"Like what?"

I sang the first verse of "Tomorrow" from Annie.  Yes, I really did.  And he didn't stop me, so I kept going.

"When I'm stuck with a day

that's gray

and lonely

I just stick out my chin,

and grin,

and say..."

I stopped then, fearing I had gone too far.  He kissed me and said, "You didn't do the chorus."

We sang it together then.  I'm not even kidding. 

In the middle of the night, the house quiet and still except for our soulful tribute to "tomorrow," which would surely be better than today.  We belted out the last line and even slowed down the last notes for a big, emotional finish.  And then everything was quiet again, and the air was heavy and full like something important had just happened.

David thanked me for the serenade and we smiled at each other even though it was dark.

Both of us, I think, comforted.

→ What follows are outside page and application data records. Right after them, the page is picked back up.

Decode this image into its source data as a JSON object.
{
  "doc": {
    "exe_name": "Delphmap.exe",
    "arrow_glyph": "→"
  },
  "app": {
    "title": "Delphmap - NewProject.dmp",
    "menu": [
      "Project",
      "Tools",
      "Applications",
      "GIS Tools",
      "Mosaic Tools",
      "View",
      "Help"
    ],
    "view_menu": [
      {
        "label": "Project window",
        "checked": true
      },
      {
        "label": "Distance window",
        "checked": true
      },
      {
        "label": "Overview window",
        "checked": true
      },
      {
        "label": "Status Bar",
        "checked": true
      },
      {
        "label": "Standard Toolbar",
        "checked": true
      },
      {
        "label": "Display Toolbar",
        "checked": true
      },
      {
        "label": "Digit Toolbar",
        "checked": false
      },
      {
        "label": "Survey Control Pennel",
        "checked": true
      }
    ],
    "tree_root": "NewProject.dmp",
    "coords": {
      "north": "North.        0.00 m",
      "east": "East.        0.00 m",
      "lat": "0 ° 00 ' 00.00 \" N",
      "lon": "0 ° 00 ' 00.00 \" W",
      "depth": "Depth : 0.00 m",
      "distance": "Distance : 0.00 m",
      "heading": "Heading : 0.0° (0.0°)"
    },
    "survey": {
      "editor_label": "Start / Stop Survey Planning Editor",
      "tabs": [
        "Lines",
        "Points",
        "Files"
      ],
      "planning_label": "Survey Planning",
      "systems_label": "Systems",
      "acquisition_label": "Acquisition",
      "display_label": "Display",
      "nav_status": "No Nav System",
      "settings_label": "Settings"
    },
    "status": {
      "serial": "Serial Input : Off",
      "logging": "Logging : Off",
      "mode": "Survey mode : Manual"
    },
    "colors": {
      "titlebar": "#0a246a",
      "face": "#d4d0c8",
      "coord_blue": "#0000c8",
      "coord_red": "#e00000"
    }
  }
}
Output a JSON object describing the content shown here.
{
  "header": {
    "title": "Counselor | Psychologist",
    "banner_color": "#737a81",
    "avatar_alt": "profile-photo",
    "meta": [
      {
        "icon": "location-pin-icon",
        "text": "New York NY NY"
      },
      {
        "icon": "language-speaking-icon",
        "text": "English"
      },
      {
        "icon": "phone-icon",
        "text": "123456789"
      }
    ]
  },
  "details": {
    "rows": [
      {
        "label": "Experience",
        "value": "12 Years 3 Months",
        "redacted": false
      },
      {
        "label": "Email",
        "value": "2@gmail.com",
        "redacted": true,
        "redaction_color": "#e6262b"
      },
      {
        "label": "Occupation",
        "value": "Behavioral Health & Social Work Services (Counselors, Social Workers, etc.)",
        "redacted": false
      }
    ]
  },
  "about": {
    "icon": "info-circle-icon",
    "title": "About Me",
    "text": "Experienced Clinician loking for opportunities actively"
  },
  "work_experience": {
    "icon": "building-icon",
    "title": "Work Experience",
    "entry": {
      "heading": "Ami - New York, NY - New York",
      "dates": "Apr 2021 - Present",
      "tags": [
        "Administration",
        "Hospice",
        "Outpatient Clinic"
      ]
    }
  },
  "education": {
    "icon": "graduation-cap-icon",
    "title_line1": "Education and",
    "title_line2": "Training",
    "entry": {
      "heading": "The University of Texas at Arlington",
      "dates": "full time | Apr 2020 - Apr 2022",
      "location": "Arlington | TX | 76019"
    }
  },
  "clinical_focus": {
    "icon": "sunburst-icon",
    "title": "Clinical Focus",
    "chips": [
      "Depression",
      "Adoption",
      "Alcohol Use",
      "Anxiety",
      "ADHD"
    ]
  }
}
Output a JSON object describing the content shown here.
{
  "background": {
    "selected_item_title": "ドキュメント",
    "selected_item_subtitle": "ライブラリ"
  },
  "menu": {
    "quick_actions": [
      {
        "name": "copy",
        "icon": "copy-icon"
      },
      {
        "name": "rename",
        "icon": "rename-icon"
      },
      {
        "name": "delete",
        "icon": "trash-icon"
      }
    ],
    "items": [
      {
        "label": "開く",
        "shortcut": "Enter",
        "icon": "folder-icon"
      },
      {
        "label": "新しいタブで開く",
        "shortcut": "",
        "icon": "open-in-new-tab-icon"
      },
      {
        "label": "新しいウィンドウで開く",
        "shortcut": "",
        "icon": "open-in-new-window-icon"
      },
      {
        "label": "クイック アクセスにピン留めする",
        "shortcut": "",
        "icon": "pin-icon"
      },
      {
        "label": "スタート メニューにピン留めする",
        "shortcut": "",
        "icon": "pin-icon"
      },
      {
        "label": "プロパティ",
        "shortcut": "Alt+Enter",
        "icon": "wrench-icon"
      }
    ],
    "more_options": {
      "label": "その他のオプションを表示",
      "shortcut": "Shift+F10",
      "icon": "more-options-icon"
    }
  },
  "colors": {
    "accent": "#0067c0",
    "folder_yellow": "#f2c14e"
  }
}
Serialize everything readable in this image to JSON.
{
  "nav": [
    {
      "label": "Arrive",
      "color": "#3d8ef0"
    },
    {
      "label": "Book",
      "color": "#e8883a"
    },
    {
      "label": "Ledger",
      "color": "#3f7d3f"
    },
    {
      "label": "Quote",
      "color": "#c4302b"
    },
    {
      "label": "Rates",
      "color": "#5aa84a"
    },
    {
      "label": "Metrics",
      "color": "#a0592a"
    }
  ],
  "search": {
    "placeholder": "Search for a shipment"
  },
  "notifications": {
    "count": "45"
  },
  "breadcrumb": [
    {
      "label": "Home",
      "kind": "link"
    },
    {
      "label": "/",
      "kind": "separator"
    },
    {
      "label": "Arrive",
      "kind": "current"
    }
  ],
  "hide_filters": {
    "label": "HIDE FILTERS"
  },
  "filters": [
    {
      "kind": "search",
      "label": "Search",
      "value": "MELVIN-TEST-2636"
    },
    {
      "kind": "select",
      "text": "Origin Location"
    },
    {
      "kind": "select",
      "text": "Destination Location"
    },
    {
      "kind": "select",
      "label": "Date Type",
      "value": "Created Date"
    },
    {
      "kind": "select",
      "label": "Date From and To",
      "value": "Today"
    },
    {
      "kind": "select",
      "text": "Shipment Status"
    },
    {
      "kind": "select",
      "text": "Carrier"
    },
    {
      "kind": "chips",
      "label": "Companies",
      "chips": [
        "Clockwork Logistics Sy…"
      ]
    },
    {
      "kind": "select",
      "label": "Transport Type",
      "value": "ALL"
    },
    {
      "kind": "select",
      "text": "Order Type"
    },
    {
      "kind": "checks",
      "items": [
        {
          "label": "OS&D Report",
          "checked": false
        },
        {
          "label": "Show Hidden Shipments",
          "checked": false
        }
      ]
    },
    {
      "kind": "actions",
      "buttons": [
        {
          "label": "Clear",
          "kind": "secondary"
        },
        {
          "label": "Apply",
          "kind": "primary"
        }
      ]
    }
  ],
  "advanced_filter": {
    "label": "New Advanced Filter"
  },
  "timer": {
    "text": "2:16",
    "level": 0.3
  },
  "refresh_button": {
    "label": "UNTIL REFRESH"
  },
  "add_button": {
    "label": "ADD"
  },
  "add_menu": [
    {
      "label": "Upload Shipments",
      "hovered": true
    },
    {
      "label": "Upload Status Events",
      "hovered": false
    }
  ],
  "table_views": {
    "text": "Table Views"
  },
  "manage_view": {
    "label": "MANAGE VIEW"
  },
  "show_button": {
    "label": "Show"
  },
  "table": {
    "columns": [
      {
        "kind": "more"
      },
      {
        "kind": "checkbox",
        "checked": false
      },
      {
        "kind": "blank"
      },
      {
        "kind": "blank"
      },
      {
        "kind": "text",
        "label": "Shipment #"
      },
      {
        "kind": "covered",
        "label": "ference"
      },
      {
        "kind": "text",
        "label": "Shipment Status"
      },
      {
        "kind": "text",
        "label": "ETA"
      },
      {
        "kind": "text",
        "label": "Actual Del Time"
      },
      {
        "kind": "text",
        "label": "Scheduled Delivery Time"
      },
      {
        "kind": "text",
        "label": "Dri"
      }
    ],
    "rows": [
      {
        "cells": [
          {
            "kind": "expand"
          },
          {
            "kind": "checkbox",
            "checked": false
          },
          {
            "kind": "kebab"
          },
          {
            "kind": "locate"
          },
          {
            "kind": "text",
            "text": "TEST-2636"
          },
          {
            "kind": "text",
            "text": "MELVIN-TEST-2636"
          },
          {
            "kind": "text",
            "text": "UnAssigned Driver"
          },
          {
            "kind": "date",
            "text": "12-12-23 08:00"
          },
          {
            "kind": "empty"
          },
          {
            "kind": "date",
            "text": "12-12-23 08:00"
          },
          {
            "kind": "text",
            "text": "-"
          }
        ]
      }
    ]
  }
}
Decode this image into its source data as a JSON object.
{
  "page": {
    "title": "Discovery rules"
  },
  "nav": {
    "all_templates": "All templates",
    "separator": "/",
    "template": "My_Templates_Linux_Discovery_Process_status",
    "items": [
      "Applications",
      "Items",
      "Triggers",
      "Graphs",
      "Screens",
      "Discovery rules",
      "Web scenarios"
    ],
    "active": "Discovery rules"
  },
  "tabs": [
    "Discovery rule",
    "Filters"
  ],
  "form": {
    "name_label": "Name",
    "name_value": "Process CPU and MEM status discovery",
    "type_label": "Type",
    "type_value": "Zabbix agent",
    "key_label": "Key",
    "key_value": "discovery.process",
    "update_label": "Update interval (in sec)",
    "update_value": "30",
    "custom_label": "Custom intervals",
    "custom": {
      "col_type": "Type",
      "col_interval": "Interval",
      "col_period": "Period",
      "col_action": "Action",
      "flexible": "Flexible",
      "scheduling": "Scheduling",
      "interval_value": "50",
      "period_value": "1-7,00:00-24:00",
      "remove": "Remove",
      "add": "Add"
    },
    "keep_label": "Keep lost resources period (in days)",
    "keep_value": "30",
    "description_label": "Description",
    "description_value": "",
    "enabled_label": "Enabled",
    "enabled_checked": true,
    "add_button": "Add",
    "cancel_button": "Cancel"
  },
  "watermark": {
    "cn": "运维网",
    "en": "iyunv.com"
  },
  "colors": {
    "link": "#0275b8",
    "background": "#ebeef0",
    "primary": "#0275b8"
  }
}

And now, another not-so-secret secret.  I've been struggling the last couple of months for purpose and place.  And how to navigate my new world of long, quiet hours.  Struggling to feel useful and joyful and necessary, to find meaningful work.

Perhaps I am here only for the comfort now.  Perhaps it is as Ethan says, that they could all keep themselves alive but it's good I'm around anyway.  For comfort.  For stick-figures on brown paper bags.  For serenades by Charles Strouse and Martin Charnin in the middle of the night.  For my ear and my heart, rather than my hands.  For comfort in the strife.

And you know, it's not a bad job.

I Gave Birth to the Opposite of "Stolid"

Last night Olivia had her first drama class.

She was unusually trepidacious when I dropped her off, brimming with worries.  She confided some of them aloud.  I kissed her and wished her well.  "Trust me," I said.

She was busting when I picked her up.  Grinning and laughing, she gave me a high-velocity, wildly ebullient run-down on the class, her new friends, their plans for the season, and a play-by-play of her first attempts at improv.  The joy was pouring off her.

The girl was in raptures.

At the end of class she said they had to make an alliteration with their name and then act it out.

"For instance," she chattered, "Kaitlyn did 'I'm Kangaroo Kaitlyn' and then she acted like a kangaroo."

I looked at her, waiting for it.

She smiled.  "Mine was a little different."

"What did you do?"

She beamed and raised her hand dramatically in the air, "I'm Obviously-in-love-with-acting Olivia," and then she swooned for the audience.

That's my girl. 

What Did the Violin Say to the Cello?

David is loading the dishwasher.

The sink has been full since yesterday, and he finally gave up on me.

In my defense though, I did go to a two-hour meeting at the hospital today, and that's usually his job.

Tonight we sat in the dark of the gorgeous Ikeda theatre and watched our son play the Wabash Cannonball with the city youth orchestra.  I leaned over to David and said, "Look at our boy."  He smiled indulgently back at me.  Because he forgets that it was just yesterday that I was feeding Caleb his first bowl of rice cereal, admiring and flattering him for his ability to swallow.  It's harder than it looks.

Olivia spent the concert trying to think up string-instrument jokes and then leaning over to try them out on me.  I didn't try to quiet her.  She has her sixth (!) and final day of standardized testing tomorrow.  Good heavens.  She can do the testing instructions by heart by now, complete with exaggerated eye rolling and a demonstration of the proper way to sharpen a number 2 pencil.  She's had just about enough.  And after all that, even orchestra concerts are hilarious. 

On the way home, Ethan used the word "thrice" in a sentence.  David asked him if he knew what that meant.  He slowly and carefully explained the definition to David, to make sure he understood.  David said, "I don't think I've ever used the word 'thrice'." 

I smiled to myself.  And then Olivia did her material one more time. 

It was a good night.